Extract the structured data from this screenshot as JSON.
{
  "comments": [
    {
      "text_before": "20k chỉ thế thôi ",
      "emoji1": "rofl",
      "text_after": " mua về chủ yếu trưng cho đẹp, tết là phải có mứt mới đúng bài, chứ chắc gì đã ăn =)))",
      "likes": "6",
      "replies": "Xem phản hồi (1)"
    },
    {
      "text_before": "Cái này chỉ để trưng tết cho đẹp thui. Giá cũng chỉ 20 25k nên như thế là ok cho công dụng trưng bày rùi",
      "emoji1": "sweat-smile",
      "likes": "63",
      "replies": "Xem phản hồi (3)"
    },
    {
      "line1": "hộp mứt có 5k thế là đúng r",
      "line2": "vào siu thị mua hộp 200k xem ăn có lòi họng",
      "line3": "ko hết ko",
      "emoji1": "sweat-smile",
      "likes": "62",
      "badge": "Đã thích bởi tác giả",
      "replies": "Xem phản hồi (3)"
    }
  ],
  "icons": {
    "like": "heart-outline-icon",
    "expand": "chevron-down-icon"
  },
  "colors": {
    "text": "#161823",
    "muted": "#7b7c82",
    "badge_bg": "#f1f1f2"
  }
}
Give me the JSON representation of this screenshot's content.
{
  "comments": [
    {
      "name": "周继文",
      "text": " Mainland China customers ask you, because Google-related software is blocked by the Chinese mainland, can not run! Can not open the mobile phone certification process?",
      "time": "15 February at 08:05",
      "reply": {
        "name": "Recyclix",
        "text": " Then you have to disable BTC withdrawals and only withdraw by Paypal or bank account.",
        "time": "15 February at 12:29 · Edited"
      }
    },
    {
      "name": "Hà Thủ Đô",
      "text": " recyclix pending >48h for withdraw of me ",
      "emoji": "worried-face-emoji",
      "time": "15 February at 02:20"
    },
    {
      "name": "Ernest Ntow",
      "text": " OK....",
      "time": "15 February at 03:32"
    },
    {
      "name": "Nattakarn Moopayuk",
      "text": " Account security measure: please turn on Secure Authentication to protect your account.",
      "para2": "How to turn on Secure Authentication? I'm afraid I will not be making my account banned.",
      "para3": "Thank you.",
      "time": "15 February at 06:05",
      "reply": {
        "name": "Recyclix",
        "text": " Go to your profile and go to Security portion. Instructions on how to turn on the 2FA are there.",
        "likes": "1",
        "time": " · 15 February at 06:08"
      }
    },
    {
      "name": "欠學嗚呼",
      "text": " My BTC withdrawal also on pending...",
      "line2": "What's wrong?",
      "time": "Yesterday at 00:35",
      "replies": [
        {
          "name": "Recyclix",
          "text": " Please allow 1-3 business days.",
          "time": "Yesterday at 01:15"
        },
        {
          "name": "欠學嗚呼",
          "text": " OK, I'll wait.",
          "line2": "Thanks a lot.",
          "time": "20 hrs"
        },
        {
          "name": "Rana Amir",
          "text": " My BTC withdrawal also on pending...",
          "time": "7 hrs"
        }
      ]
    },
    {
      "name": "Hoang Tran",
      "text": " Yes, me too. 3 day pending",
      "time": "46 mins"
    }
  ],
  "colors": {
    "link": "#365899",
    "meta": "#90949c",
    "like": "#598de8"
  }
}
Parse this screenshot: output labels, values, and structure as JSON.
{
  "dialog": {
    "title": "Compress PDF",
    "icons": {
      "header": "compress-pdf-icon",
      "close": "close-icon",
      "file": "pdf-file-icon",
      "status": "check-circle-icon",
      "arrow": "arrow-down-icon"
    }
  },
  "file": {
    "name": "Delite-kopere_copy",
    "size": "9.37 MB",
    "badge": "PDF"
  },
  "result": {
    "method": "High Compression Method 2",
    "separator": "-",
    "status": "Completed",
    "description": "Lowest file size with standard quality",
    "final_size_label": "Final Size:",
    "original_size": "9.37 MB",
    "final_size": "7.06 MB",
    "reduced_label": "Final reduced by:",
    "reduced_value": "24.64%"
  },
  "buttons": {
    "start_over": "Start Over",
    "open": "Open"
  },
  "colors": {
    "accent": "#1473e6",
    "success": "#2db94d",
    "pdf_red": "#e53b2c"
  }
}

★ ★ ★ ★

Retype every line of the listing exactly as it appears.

Extract the structured data from this screenshot as JSON.
{
  "comments": [
    {
      "text_before": "20k chỉ thế thôi ",
      "emoji1": "rofl",
      "text_after": " mua về chủ yếu trưng cho đẹp, tết là phải có mứt mới đúng bài, chứ chắc gì đã ăn =)))",
      "likes": "6",
      "replies": "Xem phản hồi (1)"
    },
    {
      "text_before": "Cái này chỉ để trưng tết cho đẹp thui. Giá cũng chỉ 20 25k nên như thế là ok cho công dụng trưng bày rùi",
      "emoji1": "sweat-smile",
      "likes": "63",
      "replies": "Xem phản hồi (3)"
    },
    {
      "line1": "hộp mứt có 5k thế là đúng r",
      "line2": "vào siu thị mua hộp 200k xem ăn có lòi họng",
      "line3": "ko hết ko",
      "emoji1": "sweat-smile",
      "likes": "62",
      "badge": "Đã thích bởi tác giả",
      "replies": "Xem phản hồi (3)"
    }
  ],
  "icons": {
    "like": "heart-outline-icon",
    "expand": "chevron-down-icon"
  },
  "colors": {
    "text": "#161823",
    "muted": "#7b7c82",
    "badge_bg": "#f1f1f2"
  }
}
Give me the JSON representation of this screenshot's content.
{
  "comments": [
    {
      "name": "周继文",
      "text": " Mainland China customers ask you, because Google-related software is blocked by the Chinese mainland, can not run! Can not open the mobile phone certification process?",
      "time": "15 February at 08:05",
      "reply": {
        "name": "Recyclix",
        "text": " Then you have to disable BTC withdrawals and only withdraw by Paypal or bank account.",
        "time": "15 February at 12:29 · Edited"
      }
    },
    {
      "name": "Hà Thủ Đô",
      "text": " recyclix pending >48h for withdraw of me ",
      "emoji": "worried-face-emoji",
      "time": "15 February at 02:20"
    },
    {
      "name": "Ernest Ntow",
      "text": " OK....",
      "time": "15 February at 03:32"
    },
    {
      "name": "Nattakarn Moopayuk",
      "text": " Account security measure: please turn on Secure Authentication to protect your account.",
      "para2": "How to turn on Secure Authentication? I'm afraid I will not be making my account banned.",
      "para3": "Thank you.",
      "time": "15 February at 06:05",
      "reply": {
        "name": "Recyclix",
        "text": " Go to your profile and go to Security portion. Instructions on how to turn on the 2FA are there.",
        "likes": "1",
        "time": " · 15 February at 06:08"
      }
    },
    {
      "name": "欠學嗚呼",
      "text": " My BTC withdrawal also on pending...",
      "line2": "What's wrong?",
      "time": "Yesterday at 00:35",
      "replies": [
        {
          "name": "Recyclix",
          "text": " Please allow 1-3 business days.",
          "time": "Yesterday at 01:15"
        },
        {
          "name": "欠學嗚呼",
          "text": " OK, I'll wait.",
          "line2": "Thanks a lot.",
          "time": "20 hrs"
        },
        {
          "name": "Rana Amir",
          "text": " My BTC withdrawal also on pending...",
          "time": "7 hrs"
        }
      ]
    },
    {
      "name": "Hoang Tran",
      "text": " Yes, me too. 3 day pending",
      "time": "46 mins"
    }
  ],
  "colors": {
    "link": "#365899",
    "meta": "#90949c",
    "like": "#598de8"
  }
}
Parse this screenshot: output labels, values, and structure as JSON.
{
  "dialog": {
    "title": "Compress PDF",
    "icons": {
      "header": "compress-pdf-icon",
      "close": "close-icon",
      "file": "pdf-file-icon",
      "status": "check-circle-icon",
      "arrow": "arrow-down-icon"
    }
  },
  "file": {
    "name": "Delite-kopere_copy",
    "size": "9.37 MB",
    "badge": "PDF"
  },
  "result": {
    "method": "High Compression Method 2",
    "separator": "-",
    "status": "Completed",
    "description": "Lowest file size with standard quality",
    "final_size_label": "Final Size:",
    "original_size": "9.37 MB",
    "final_size": "7.06 MB",
    "reduced_label": "Final reduced by:",
    "reduced_value": "24.64%"
  },
  "buttons": {
    "start_over": "Start Over",
    "open": "Open"
  },
  "colors": {
    "accent": "#1473e6",
    "success": "#2db94d",
    "pdf_red": "#e53b2c"
  }
}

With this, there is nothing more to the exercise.